◆ **Exercise description**: Count every line in the entries that follow where the word "role" appears, then state only the total.

◆ **Exercise data**:

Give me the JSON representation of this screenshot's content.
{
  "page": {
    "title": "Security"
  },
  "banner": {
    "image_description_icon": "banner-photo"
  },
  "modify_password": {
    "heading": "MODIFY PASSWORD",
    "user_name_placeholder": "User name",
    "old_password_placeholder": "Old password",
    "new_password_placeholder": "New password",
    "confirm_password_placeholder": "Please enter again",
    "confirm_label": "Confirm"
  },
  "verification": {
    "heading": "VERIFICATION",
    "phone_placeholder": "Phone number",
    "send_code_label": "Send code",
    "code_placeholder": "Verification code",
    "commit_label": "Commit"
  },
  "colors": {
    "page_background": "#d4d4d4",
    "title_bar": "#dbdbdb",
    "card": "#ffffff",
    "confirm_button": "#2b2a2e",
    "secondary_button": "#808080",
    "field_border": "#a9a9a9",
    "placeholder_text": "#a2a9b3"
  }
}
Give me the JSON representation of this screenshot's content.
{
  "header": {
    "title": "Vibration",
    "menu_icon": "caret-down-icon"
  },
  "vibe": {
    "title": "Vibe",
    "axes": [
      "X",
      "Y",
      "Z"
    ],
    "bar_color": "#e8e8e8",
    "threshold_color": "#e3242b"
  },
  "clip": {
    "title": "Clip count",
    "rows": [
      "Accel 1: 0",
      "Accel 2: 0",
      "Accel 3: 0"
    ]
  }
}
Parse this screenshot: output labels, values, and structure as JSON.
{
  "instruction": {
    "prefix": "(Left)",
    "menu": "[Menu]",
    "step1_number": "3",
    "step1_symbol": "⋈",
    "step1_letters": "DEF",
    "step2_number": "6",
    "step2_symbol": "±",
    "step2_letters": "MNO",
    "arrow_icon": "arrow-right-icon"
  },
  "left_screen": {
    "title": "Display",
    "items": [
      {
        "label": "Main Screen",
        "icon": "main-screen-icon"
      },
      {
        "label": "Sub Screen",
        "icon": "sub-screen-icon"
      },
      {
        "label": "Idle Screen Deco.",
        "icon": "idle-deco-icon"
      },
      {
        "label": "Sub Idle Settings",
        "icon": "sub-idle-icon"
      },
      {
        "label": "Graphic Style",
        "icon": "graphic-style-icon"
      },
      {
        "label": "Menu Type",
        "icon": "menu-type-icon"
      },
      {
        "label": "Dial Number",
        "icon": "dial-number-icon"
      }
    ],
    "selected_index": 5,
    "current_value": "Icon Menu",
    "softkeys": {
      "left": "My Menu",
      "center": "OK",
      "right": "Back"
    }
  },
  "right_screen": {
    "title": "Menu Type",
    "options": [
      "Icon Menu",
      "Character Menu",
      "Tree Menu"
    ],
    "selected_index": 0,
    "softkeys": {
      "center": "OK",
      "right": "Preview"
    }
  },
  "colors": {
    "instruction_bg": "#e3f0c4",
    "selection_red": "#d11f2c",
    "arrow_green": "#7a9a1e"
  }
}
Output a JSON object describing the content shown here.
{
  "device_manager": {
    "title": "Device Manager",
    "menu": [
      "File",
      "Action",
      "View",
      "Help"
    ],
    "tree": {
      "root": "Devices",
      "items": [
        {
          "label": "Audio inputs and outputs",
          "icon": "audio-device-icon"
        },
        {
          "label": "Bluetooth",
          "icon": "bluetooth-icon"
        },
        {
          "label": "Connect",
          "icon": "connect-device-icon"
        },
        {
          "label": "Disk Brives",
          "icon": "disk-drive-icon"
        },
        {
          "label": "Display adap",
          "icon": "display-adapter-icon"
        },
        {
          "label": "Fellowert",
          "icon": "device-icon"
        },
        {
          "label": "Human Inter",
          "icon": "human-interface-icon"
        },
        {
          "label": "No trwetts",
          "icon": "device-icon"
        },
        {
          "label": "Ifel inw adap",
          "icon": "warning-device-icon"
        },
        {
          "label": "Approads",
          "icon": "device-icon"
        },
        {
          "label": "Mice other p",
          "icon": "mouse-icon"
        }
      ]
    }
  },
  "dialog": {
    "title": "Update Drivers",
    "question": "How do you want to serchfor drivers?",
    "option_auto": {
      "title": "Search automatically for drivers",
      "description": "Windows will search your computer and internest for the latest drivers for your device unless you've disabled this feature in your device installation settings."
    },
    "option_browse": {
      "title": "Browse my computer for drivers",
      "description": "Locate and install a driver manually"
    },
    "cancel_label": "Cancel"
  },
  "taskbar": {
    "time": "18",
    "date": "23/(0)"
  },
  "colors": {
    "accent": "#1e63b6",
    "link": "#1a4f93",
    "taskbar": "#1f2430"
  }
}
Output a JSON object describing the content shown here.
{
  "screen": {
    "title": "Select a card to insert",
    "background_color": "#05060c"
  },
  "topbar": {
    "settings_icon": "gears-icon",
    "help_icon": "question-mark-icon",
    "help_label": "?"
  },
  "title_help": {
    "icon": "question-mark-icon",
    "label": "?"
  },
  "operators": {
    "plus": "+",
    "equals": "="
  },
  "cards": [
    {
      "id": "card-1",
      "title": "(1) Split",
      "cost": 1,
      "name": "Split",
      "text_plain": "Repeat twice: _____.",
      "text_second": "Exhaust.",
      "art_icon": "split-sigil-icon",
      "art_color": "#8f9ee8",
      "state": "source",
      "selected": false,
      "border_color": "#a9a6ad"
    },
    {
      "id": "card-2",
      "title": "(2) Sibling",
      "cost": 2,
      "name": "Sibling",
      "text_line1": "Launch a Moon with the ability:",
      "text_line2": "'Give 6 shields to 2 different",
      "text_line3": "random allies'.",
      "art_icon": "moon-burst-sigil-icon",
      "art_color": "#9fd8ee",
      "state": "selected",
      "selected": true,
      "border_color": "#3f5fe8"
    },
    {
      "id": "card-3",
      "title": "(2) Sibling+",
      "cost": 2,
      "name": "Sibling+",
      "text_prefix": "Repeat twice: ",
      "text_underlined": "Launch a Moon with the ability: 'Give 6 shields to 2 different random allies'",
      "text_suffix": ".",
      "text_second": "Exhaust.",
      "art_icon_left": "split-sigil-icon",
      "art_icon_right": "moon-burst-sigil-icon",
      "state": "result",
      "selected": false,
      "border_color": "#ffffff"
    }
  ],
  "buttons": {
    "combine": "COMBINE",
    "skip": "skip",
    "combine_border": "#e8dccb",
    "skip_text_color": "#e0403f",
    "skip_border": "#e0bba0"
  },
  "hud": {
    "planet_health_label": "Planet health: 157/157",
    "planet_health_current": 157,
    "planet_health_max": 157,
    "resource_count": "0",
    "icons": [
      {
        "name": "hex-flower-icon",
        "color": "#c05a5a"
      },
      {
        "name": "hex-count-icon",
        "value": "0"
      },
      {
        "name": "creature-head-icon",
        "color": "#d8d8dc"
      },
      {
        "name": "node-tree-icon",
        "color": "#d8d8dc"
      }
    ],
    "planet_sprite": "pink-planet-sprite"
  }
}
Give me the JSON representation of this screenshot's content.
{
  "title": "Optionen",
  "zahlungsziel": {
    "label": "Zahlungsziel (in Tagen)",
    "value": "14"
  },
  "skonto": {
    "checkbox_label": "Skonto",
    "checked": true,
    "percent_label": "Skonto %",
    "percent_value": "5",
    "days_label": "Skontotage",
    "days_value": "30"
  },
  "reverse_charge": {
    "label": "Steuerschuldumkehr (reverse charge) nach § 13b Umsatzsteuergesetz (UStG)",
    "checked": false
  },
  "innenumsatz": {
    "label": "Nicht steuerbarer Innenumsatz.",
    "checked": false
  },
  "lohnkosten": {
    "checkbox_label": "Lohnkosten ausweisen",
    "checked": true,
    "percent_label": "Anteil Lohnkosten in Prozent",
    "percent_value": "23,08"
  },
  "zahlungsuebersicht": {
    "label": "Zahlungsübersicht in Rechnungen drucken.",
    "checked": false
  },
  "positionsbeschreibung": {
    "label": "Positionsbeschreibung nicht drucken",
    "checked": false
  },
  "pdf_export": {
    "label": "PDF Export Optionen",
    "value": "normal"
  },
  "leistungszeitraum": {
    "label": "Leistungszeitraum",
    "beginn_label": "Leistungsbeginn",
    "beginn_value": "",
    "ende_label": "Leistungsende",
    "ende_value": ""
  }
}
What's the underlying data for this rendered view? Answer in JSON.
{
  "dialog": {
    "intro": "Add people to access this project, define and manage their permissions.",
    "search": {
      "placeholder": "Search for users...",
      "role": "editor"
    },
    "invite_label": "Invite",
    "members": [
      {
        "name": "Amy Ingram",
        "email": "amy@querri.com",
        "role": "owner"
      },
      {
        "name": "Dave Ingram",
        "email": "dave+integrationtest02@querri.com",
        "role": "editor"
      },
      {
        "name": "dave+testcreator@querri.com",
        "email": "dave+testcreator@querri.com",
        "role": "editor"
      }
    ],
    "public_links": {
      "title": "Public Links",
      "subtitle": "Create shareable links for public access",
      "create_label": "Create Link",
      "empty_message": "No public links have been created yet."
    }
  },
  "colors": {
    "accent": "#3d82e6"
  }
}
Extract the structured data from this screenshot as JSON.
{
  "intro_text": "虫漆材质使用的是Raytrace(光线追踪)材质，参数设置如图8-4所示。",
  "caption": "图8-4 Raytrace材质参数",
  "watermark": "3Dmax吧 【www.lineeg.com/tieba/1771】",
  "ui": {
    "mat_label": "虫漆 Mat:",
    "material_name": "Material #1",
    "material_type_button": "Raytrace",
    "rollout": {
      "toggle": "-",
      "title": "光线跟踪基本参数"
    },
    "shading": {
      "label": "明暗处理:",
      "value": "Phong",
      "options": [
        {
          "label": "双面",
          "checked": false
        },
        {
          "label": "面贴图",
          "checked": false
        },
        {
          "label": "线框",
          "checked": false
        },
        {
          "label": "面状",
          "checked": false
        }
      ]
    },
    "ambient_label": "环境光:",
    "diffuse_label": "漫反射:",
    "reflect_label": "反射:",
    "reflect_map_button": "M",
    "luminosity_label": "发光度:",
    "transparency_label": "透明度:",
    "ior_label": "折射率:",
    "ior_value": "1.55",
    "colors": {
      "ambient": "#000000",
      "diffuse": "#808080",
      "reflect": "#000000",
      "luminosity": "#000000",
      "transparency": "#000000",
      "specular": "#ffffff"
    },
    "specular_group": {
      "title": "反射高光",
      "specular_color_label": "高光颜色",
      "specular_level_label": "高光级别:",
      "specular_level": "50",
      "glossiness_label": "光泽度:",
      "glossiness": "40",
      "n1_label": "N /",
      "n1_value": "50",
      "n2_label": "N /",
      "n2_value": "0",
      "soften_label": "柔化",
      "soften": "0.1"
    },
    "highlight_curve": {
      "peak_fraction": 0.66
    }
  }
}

◆ **Answer to this exercise**: 4